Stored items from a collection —
────────────────
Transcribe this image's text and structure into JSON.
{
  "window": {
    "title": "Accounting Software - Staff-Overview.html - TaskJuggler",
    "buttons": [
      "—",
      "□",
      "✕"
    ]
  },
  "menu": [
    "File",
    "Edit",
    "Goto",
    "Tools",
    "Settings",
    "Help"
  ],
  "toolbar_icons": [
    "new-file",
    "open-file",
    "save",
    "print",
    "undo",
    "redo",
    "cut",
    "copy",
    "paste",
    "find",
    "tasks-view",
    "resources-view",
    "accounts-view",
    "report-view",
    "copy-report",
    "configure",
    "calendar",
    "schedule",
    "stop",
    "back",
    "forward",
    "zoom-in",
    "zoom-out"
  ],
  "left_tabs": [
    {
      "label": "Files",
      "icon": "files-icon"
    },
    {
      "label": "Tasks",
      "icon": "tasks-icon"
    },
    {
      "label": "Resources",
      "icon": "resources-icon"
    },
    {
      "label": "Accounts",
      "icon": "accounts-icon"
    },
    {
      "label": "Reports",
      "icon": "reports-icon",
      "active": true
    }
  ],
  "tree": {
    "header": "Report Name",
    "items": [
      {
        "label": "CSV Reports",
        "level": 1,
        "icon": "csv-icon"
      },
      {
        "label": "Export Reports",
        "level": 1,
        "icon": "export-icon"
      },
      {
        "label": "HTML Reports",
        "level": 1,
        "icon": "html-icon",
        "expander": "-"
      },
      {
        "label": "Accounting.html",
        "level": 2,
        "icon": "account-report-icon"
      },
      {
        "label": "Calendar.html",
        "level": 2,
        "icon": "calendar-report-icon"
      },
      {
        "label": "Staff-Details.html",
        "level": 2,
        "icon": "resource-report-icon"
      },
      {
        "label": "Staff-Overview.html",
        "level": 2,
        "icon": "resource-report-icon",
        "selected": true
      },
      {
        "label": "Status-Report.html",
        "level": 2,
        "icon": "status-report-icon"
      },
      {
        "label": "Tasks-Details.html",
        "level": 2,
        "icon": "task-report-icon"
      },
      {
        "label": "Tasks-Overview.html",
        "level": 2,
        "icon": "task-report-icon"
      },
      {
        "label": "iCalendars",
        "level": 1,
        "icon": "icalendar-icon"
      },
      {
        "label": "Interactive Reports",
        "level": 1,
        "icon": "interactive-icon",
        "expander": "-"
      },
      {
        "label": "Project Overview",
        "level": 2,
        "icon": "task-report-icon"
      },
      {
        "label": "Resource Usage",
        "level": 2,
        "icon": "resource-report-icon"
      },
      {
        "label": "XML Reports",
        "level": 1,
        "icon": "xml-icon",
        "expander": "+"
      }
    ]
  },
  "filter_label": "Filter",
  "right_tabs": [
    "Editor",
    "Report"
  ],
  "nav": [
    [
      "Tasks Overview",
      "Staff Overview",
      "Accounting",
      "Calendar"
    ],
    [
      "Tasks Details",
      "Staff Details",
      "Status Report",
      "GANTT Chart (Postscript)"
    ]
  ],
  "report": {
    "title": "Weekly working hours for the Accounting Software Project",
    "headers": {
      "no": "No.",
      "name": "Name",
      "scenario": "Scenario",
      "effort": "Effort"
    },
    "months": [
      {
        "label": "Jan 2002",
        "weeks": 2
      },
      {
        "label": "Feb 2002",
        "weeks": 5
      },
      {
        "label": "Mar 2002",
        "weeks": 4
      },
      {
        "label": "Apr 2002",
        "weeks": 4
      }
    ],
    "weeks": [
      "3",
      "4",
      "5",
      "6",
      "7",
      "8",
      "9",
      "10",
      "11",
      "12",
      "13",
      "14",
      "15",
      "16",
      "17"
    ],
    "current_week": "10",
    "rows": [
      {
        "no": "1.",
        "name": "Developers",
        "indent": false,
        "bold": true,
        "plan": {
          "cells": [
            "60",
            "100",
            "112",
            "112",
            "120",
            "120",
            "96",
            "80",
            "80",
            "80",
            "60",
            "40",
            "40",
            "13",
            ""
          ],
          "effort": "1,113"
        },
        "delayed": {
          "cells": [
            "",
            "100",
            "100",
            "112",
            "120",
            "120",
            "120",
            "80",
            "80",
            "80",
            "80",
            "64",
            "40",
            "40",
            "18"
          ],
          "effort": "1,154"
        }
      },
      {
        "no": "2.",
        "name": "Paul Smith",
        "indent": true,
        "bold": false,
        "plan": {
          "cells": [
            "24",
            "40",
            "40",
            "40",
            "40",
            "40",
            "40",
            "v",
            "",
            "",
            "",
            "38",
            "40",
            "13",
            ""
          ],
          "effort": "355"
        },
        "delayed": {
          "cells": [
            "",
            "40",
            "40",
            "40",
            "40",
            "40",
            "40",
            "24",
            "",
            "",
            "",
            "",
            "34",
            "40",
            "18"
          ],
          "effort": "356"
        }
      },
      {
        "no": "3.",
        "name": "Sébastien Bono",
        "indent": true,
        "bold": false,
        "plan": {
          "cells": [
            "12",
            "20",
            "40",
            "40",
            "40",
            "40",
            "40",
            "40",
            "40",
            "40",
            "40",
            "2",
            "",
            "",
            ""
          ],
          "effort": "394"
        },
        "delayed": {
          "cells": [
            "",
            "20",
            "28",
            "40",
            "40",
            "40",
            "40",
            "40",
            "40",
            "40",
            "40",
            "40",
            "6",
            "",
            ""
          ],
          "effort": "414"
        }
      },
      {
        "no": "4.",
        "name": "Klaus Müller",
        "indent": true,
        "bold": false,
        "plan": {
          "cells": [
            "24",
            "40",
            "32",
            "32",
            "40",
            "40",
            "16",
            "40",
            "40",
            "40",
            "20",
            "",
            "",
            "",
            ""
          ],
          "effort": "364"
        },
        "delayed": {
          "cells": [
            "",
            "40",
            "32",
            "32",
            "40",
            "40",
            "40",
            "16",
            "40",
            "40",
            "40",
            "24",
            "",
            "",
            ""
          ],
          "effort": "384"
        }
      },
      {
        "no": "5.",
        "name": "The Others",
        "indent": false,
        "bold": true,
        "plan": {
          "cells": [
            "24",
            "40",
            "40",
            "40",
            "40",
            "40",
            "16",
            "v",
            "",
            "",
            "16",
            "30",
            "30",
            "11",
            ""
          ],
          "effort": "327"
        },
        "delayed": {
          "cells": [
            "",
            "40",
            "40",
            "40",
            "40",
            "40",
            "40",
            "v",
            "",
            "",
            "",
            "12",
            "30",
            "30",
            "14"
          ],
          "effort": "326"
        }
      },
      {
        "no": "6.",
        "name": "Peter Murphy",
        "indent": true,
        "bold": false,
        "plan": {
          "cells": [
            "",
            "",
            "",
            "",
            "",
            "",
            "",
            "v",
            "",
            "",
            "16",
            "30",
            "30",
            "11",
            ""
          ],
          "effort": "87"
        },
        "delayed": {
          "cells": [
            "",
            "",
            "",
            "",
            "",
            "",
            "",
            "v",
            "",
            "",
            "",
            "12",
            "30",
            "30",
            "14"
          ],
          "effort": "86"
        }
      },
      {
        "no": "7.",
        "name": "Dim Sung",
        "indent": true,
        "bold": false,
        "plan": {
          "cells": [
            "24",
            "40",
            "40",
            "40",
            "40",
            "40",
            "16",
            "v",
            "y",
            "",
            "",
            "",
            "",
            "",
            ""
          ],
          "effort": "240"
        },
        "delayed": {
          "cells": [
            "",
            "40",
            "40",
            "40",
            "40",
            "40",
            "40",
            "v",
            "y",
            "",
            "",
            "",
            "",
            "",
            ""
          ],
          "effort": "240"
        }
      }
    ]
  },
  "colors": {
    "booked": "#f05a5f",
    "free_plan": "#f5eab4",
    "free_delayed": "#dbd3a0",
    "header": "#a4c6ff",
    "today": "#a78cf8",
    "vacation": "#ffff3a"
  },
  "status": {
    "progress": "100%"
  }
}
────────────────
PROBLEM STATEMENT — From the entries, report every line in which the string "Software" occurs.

TASK OUTPUT —
    "title": "Accounting Software - Staff-Overview.html - TaskJuggler",
    "title": "Weekly working hours for the Accounting Software Project",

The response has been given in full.